Material for the task:
--------------------------------------------------
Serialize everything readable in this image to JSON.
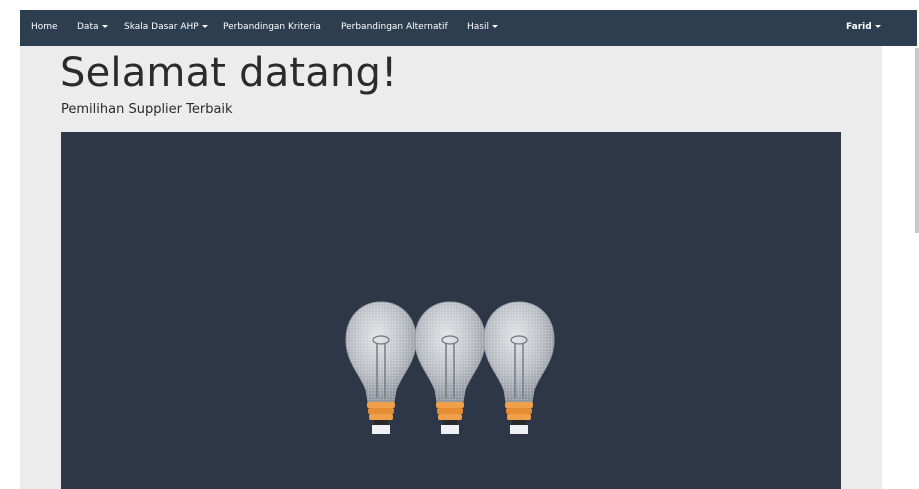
{
  "navbar": {
    "items": [
      {
        "label": "Home",
        "dropdown": false
      },
      {
        "label": "Data",
        "dropdown": true
      },
      {
        "label": "Skala Dasar AHP",
        "dropdown": true
      },
      {
        "label": "Perbandingan Kriteria",
        "dropdown": false
      },
      {
        "label": "Perbandingan Alternatif",
        "dropdown": false
      },
      {
        "label": "Hasil",
        "dropdown": true
      }
    ],
    "user": {
      "label": "Farid",
      "dropdown": true
    }
  },
  "jumbotron": {
    "title": "Selamat datang!",
    "subtitle": "Pemilihan Supplier Terbaik"
  },
  "hero": {
    "image": "three-light-bulbs",
    "background": "#2d3747"
  },
  "colors": {
    "navbar": "#2c3e50",
    "jumbotron": "#ececec",
    "bulb_glass": "#c9ccd0",
    "bulb_base": "#f0a04b"
  }
}
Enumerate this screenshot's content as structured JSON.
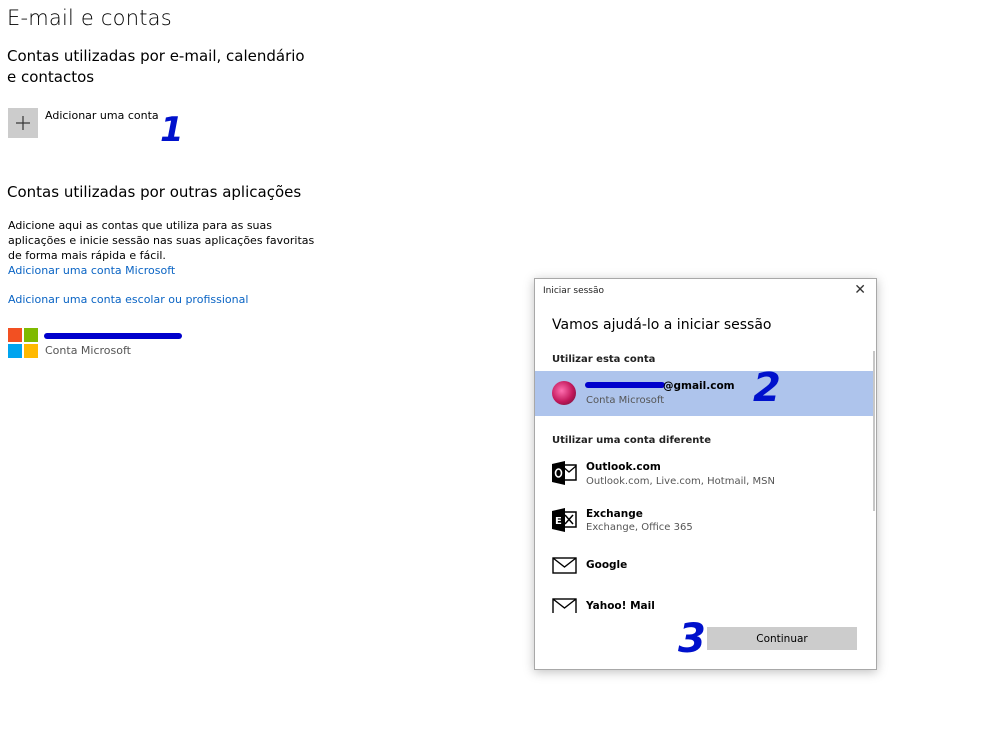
{
  "page": {
    "title": "E-mail e contas",
    "email_section_title": "Contas utilizadas por e-mail, calendário e contactos",
    "add_account_label": "Adicionar uma conta",
    "other_apps_title": "Contas utilizadas por outras aplicações",
    "other_apps_description": "Adicione aqui as contas que utiliza para as suas aplicações e inicie sessão nas suas aplicações favoritas de forma mais rápida e fácil.",
    "add_microsoft_link": "Adicionar uma conta Microsoft",
    "add_work_link": "Adicionar uma conta escolar ou profissional",
    "existing_account_type": "Conta Microsoft"
  },
  "annotations": {
    "step1": "1",
    "step2": "2",
    "step3": "3"
  },
  "dialog": {
    "title": "Iniciar sessão",
    "close_glyph": "✕",
    "heading": "Vamos ajudá-lo a iniciar sessão",
    "use_this_account_label": "Utilizar esta conta",
    "selected_account": {
      "email_visible": "@gmail.com",
      "type": "Conta Microsoft"
    },
    "use_different_label": "Utilizar uma conta diferente",
    "options": [
      {
        "name": "Outlook.com",
        "description": "Outlook.com, Live.com, Hotmail, MSN",
        "icon": "outlook-icon"
      },
      {
        "name": "Exchange",
        "description": "Exchange, Office 365",
        "icon": "exchange-icon"
      },
      {
        "name": "Google",
        "description": "",
        "icon": "mail-icon"
      },
      {
        "name": "Yahoo! Mail",
        "description": "",
        "icon": "mail-icon"
      }
    ],
    "continue_label": "Continuar"
  },
  "colors": {
    "link": "#0a64c4",
    "selection": "#aec4ec",
    "button": "#cccccc",
    "annotation": "#0011cc",
    "ms_red": "#f25022",
    "ms_green": "#7fba00",
    "ms_blue": "#00a4ef",
    "ms_yellow": "#ffb900"
  }
}
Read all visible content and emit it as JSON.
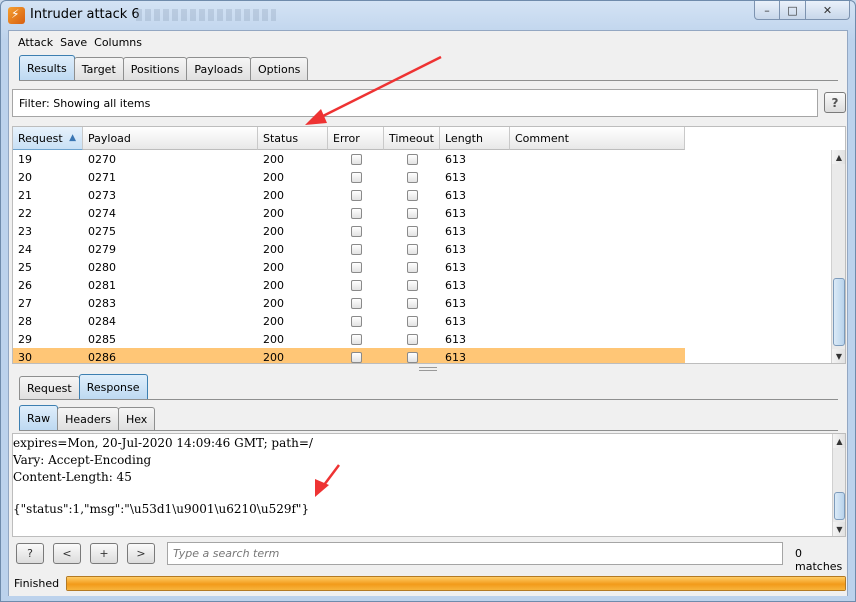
{
  "window": {
    "title": "Intruder attack 6",
    "min_label": "–",
    "max_label": "□",
    "close_label": "✕"
  },
  "menu": [
    "Attack",
    "Save",
    "Columns"
  ],
  "main_tabs": [
    {
      "label": "Results",
      "active": true
    },
    {
      "label": "Target",
      "active": false
    },
    {
      "label": "Positions",
      "active": false
    },
    {
      "label": "Payloads",
      "active": false
    },
    {
      "label": "Options",
      "active": false
    }
  ],
  "filter": {
    "text": "Filter: Showing all items",
    "help_label": "?"
  },
  "table": {
    "columns": [
      "Request",
      "Payload",
      "Status",
      "Error",
      "Timeout",
      "Length",
      "Comment"
    ],
    "sort_indicator": "▲",
    "rows": [
      {
        "request": "19",
        "payload": "0270",
        "status": "200",
        "length": "613"
      },
      {
        "request": "20",
        "payload": "0271",
        "status": "200",
        "length": "613"
      },
      {
        "request": "21",
        "payload": "0273",
        "status": "200",
        "length": "613"
      },
      {
        "request": "22",
        "payload": "0274",
        "status": "200",
        "length": "613"
      },
      {
        "request": "23",
        "payload": "0275",
        "status": "200",
        "length": "613"
      },
      {
        "request": "24",
        "payload": "0279",
        "status": "200",
        "length": "613"
      },
      {
        "request": "25",
        "payload": "0280",
        "status": "200",
        "length": "613"
      },
      {
        "request": "26",
        "payload": "0281",
        "status": "200",
        "length": "613"
      },
      {
        "request": "27",
        "payload": "0283",
        "status": "200",
        "length": "613"
      },
      {
        "request": "28",
        "payload": "0284",
        "status": "200",
        "length": "613"
      },
      {
        "request": "29",
        "payload": "0285",
        "status": "200",
        "length": "613"
      },
      {
        "request": "30",
        "payload": "0286",
        "status": "200",
        "length": "613",
        "selected": true
      }
    ]
  },
  "rr_tabs": [
    {
      "label": "Request",
      "active": false
    },
    {
      "label": "Response",
      "active": true
    }
  ],
  "view_tabs": [
    {
      "label": "Raw",
      "active": true
    },
    {
      "label": "Headers",
      "active": false
    },
    {
      "label": "Hex",
      "active": false
    }
  ],
  "response": {
    "lines": [
      "expires=Mon, 20-Jul-2020 14:09:46 GMT; path=/",
      "Vary: Accept-Encoding",
      "Content-Length: 45",
      "",
      "{\"status\":1,\"msg\":\"\\u53d1\\u9001\\u6210\\u529f\"}"
    ]
  },
  "search": {
    "help_label": "?",
    "prev_label": "<",
    "add_label": "+",
    "next_label": ">",
    "placeholder": "Type a search term",
    "matches": "0 matches"
  },
  "status": {
    "text": "Finished",
    "progress": 1.0
  },
  "colors": {
    "selected_row": "#ffc676",
    "progress": "#f29a1a",
    "annotation_arrow": "#ee3333"
  }
}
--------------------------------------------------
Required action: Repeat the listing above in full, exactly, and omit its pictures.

Response for this exercise:
Serialize everything readable in this image to JSON.
{
  "navbar": {
    "items": [
      {
        "label": "Home",
        "dropdown": false
      },
      {
        "label": "Data",
        "dropdown": true
      },
      {
        "label": "Skala Dasar AHP",
        "dropdown": true
      },
      {
        "label": "Perbandingan Kriteria",
        "dropdown": false
      },
      {
        "label": "Perbandingan Alternatif",
        "dropdown": false
      },
      {
        "label": "Hasil",
        "dropdown": true
      }
    ],
    "user": {
      "label": "Farid",
      "dropdown": true
    }
  },
  "jumbotron": {
    "title": "Selamat datang!",
    "subtitle": "Pemilihan Supplier Terbaik"
  },
  "hero": {
    "image": "three-light-bulbs",
    "background": "#2d3747"
  },
  "colors": {
    "navbar": "#2c3e50",
    "jumbotron": "#ececec",
    "bulb_glass": "#c9ccd0",
    "bulb_base": "#f0a04b"
  }
}
Enumerate this screenshot's content as structured JSON.
{
  "page": {
    "title": "E-mail e contas",
    "email_section_title": "Contas utilizadas por e-mail, calendário e contactos",
    "add_account_label": "Adicionar uma conta",
    "other_apps_title": "Contas utilizadas por outras aplicações",
    "other_apps_description": "Adicione aqui as contas que utiliza para as suas aplicações e inicie sessão nas suas aplicações favoritas de forma mais rápida e fácil.",
    "add_microsoft_link": "Adicionar uma conta Microsoft",
    "add_work_link": "Adicionar uma conta escolar ou profissional",
    "existing_account_type": "Conta Microsoft"
  },
  "annotations": {
    "step1": "1",
    "step2": "2",
    "step3": "3"
  },
  "dialog": {
    "title": "Iniciar sessão",
    "close_glyph": "✕",
    "heading": "Vamos ajudá-lo a iniciar sessão",
    "use_this_account_label": "Utilizar esta conta",
    "selected_account": {
      "email_visible": "@gmail.com",
      "type": "Conta Microsoft"
    },
    "use_different_label": "Utilizar uma conta diferente",
    "options": [
      {
        "name": "Outlook.com",
        "description": "Outlook.com, Live.com, Hotmail, MSN",
        "icon": "outlook-icon"
      },
      {
        "name": "Exchange",
        "description": "Exchange, Office 365",
        "icon": "exchange-icon"
      },
      {
        "name": "Google",
        "description": "",
        "icon": "mail-icon"
      },
      {
        "name": "Yahoo! Mail",
        "description": "",
        "icon": "mail-icon"
      }
    ],
    "continue_label": "Continuar"
  },
  "colors": {
    "link": "#0a64c4",
    "selection": "#aec4ec",
    "button": "#cccccc",
    "annotation": "#0011cc",
    "ms_red": "#f25022",
    "ms_green": "#7fba00",
    "ms_blue": "#00a4ef",
    "ms_yellow": "#ffb900"
  }
}
Read all visible content and emit it as JSON.
{
  "window": {
    "title": "Intruder attack 6",
    "min_label": "–",
    "max_label": "□",
    "close_label": "✕"
  },
  "menu": [
    "Attack",
    "Save",
    "Columns"
  ],
  "main_tabs": [
    {
      "label": "Results",
      "active": true
    },
    {
      "label": "Target",
      "active": false
    },
    {
      "label": "Positions",
      "active": false
    },
    {
      "label": "Payloads",
      "active": false
    },
    {
      "label": "Options",
      "active": false
    }
  ],
  "filter": {
    "text": "Filter: Showing all items",
    "help_label": "?"
  },
  "table": {
    "columns": [
      "Request",
      "Payload",
      "Status",
      "Error",
      "Timeout",
      "Length",
      "Comment"
    ],
    "sort_indicator": "▲",
    "rows": [
      {
        "request": "19",
        "payload": "0270",
        "status": "200",
        "length": "613"
      },
      {
        "request": "20",
        "payload": "0271",
        "status": "200",
        "length": "613"
      },
      {
        "request": "21",
        "payload": "0273",
        "status": "200",
        "length": "613"
      },
      {
        "request": "22",
        "payload": "0274",
        "status": "200",
        "length": "613"
      },
      {
        "request": "23",
        "payload": "0275",
        "status": "200",
        "length": "613"
      },
      {
        "request": "24",
        "payload": "0279",
        "status": "200",
        "length": "613"
      },
      {
        "request": "25",
        "payload": "0280",
        "status": "200",
        "length": "613"
      },
      {
        "request": "26",
        "payload": "0281",
        "status": "200",
        "length": "613"
      },
      {
        "request": "27",
        "payload": "0283",
        "status": "200",
        "length": "613"
      },
      {
        "request": "28",
        "payload": "0284",
        "status": "200",
        "length": "613"
      },
      {
        "request": "29",
        "payload": "0285",
        "status": "200",
        "length": "613"
      },
      {
        "request": "30",
        "payload": "0286",
        "status": "200",
        "length": "613",
        "selected": true
      }
    ]
  },
  "rr_tabs": [
    {
      "label": "Request",
      "active": false
    },
    {
      "label": "Response",
      "active": true
    }
  ],
  "view_tabs": [
    {
      "label": "Raw",
      "active": true
    },
    {
      "label": "Headers",
      "active": false
    },
    {
      "label": "Hex",
      "active": false
    }
  ],
  "response": {
    "lines": [
      "expires=Mon, 20-Jul-2020 14:09:46 GMT; path=/",
      "Vary: Accept-Encoding",
      "Content-Length: 45",
      "",
      "{\"status\":1,\"msg\":\"\\u53d1\\u9001\\u6210\\u529f\"}"
    ]
  },
  "search": {
    "help_label": "?",
    "prev_label": "<",
    "add_label": "+",
    "next_label": ">",
    "placeholder": "Type a search term",
    "matches": "0 matches"
  },
  "status": {
    "text": "Finished",
    "progress": 1.0
  },
  "colors": {
    "selected_row": "#ffc676",
    "progress": "#f29a1a",
    "annotation_arrow": "#ee3333"
  }
}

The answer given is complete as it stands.